● **Brief**
Among the entries that follow, find the lines containing the string "anvil" and copy them.

[Stored records]
____________________

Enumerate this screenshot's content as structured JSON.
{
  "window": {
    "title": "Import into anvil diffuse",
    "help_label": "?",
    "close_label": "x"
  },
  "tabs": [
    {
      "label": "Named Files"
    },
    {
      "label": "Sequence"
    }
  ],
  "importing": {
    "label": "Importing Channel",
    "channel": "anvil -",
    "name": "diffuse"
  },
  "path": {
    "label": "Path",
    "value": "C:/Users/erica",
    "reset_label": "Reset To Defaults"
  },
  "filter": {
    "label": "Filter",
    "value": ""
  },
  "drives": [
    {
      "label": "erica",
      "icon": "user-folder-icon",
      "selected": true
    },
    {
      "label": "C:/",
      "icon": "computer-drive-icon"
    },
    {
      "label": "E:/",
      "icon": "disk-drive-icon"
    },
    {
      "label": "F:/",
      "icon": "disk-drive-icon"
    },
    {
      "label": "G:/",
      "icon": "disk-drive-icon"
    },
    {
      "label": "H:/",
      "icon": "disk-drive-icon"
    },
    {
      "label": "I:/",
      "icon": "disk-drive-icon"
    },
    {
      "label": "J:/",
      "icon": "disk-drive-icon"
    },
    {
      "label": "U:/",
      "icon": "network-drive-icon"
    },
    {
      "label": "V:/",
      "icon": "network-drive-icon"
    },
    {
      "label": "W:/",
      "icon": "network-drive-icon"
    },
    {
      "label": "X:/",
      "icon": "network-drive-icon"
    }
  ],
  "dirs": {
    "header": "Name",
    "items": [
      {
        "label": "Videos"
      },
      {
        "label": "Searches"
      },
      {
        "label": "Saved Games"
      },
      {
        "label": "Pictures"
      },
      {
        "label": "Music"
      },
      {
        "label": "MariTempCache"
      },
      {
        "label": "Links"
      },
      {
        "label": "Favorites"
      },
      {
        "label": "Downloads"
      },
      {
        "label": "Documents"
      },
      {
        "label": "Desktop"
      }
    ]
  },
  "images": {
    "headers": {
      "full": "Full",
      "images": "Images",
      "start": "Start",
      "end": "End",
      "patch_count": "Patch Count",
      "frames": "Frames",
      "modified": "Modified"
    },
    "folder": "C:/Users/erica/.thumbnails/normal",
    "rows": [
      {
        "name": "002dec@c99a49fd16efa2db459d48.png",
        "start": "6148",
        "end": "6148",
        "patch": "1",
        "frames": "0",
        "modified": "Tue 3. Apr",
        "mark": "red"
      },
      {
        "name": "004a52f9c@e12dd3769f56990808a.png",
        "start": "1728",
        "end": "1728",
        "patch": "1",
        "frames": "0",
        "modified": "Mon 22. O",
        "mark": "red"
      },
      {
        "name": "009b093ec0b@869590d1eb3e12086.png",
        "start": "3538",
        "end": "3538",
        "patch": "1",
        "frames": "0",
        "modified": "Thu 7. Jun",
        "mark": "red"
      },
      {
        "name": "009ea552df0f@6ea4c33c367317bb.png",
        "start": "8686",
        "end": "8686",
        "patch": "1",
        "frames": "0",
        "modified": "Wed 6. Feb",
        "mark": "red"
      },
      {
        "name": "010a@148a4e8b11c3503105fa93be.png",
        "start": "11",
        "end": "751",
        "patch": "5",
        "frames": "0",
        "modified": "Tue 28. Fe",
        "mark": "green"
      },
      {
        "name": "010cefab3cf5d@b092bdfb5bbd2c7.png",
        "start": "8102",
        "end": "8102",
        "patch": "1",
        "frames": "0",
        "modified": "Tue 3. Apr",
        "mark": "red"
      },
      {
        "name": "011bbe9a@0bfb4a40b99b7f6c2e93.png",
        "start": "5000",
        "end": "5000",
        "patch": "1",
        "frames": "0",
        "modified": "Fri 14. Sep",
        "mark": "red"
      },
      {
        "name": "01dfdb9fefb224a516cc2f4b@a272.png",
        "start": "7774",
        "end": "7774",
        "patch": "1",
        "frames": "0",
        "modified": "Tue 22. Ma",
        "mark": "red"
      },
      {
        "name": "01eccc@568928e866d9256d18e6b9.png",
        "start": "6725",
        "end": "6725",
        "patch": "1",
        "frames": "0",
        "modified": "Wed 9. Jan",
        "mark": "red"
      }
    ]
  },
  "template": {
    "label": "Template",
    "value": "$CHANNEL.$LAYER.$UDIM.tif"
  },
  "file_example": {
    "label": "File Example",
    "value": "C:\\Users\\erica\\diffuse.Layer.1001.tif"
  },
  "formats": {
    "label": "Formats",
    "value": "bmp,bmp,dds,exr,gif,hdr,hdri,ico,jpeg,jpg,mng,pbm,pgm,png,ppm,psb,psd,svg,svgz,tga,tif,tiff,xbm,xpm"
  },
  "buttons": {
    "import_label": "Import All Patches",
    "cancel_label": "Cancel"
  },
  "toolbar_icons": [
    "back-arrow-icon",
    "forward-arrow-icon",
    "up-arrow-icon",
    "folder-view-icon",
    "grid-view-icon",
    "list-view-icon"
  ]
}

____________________

● **Your response**
    "title": "Import into anvil diffuse",
    "channel": "anvil -",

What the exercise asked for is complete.